Coronavirus Global Roundup April 16: Nearly a million cases in Europe, China and Singapore report an increase in local cases
While major hotspots such as Italy and Spain have seen a decline in death rate, cases have doubled in the last ten days in western Europe.
Nearly 2.1 million people have now been infected with COVID-19, and over 135,000 have died. According to the International Monetary Fund (IMF), the global economy will contract 3% this year, the greatest slump since the Great Depression.
While major hotspots such as Italy and Spain have seen a decline in death rate, cases have doubled in the last ten days in western Europe, touching nearly a million.
Hungary will extend its national lockdown for a week starting Saturday - the country has so far reported over 1,650 cases. Iran recorded fewer than 100 deaths for the third day in a row, as well. Russia reported 3,448 new coronavirus cases today, a record single-day rise in cases.
The situation in China was reportedly getting better with more imported cases and local cases on a decline. But today, Beijing reported new local COVID-19 cases for the first time in three weeks.
Harvard study suggests that intermittent lockdowns may be required until 2022
Harvard’s T.H. Chan School of Public Health released a study predicting that without a vaccine, widespread herd immunity or an increase in the healthcare capacity, the world may be resigned to intermittent physical distancing until 2022 to reduce the effects of COVID-19.
One of the models from the study suggests that a single lockdown won’t be sufficient to douse the pandemic, and secondary peaks may be even more severe. Marc Lipsitch, one of the co-authors, said that as long as there are enough infected and susceptible people, the virus will sustain.
There are many variables that are difficult to account for, however, we don't know with certainty what the seasonality of COVID-19 is, and we also don’t know if people become immune to the disease after recovering and for how long. With respiratory infections, complete immunity is unlikely.
Serological tests, which shed light on immunity levels, may give a better idea of the future of the pandemic.
AP: China didn’t warn the public of the pandemic for six crucial days
According to internal documents sourced by the Associated Press, Chinese authorities neglected to tell the public about the impending pandemic after alarming reports had emerged by Jan 14th. Officials waited six days, until the 20th of Jan, to warn the public to take the new infection seriously.
During this interval, millions had travelled around the country for the Lunar New Year and the city of Wuhan had hosted a banquet attended by thousands of people. According to a study, if the initial reaction was strong and decisive, two-thirds of cases could have been prevented and the pandemic may have been better contained.
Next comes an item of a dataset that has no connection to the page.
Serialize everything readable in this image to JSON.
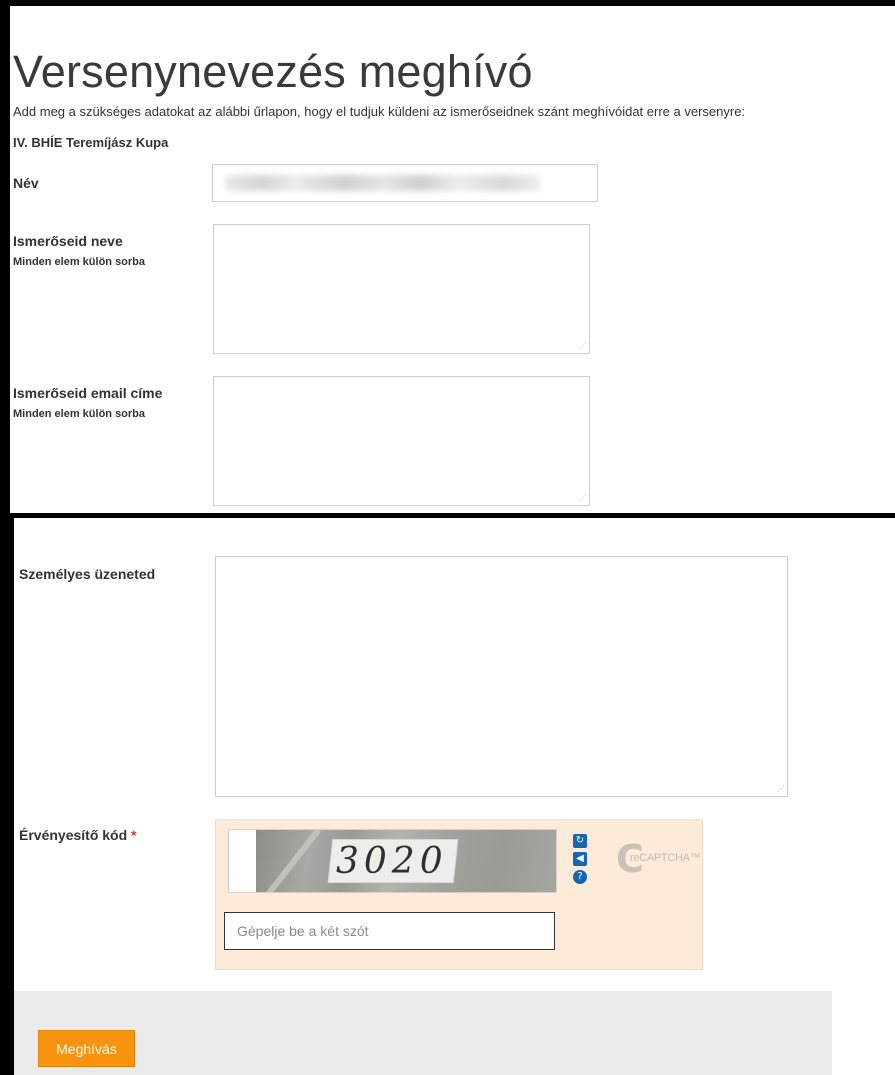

Doctors and nurses were already aware that something was amiss in December, and by early January hospitals were already receiving more patients with pneumonia symptoms than average.
However, Chinese authorities accused a group of eight doctors of rumour-mongering on Jan 2 and stifled their attempts to raise the alarm. It was only on the 13th of January, when a case was picked up in Thailand, that the government officials began mobilizing a response.
Singapore sees a record increase in cases
Singapore saw a record increase in cases on Wednesday, with 447 incidences recorded. Singapore has been lauded for its response to COVID-19 so far. They have proactively tested and isolated positive cases and tried to prevent further transmission by implementing a lockdown.
Following a dip in cases, mid to late March saw a slight increase, as travellers brought in the disease from abroad. However, no new imported cases have been reported for over a week. Of the 447 cases from yesterday, 404 have been reported from dormitories where migrant labourers live. In fact, half of Singapore’s 3,700 cases are from these dormitories where people live in cramped quarters. According to the Straits Times, testing has been stepped up in the dormitories and the government has vowed to improve living conditions there.
For more information, read our article on What is Herd Immunity and can it help stop COVID-19?
Health articles in Firstpost are written by myUpchar.com, India’s first and biggest resource for verified medical information. At myUpchar, researchers and journalists work with doctors to bring you information on all things health.
The information provided here is intended to provide free education about certain medical conditions and certain possible treatment. It is not a substitute for examination, diagnosis, treatment, and medical care provided by a licensed and qualified health professional. If you believe you, your child or someone you know suffers from the conditions described herein, please see your health care provider immediately. Do not attempt to treat yourself, your child, or anyone else without proper medical supervision. You acknowledge and agree that neither myUpchar nor firstpost is liable for any loss or damage which may be incurred by you as a result of the information provided here, or as a result of any reliance placed by you on the completeness, accuracy or existence of any information provided herein.
A 20-year-old girl was found dead at her house in Kollam on Tuesday evening after seeing a recovery notice affixed on the house when she returned from college
The active cases comprises 0.10 per cent of the total infections, while the national COVID-19 recovery rate has increased to 98.72 per cent, the health ministry said
"During our study, we couldn't detect viral particles in the cardiac tissues of COVID-19 patients, but what we found was tissue changes associated with DNA damage and repair,"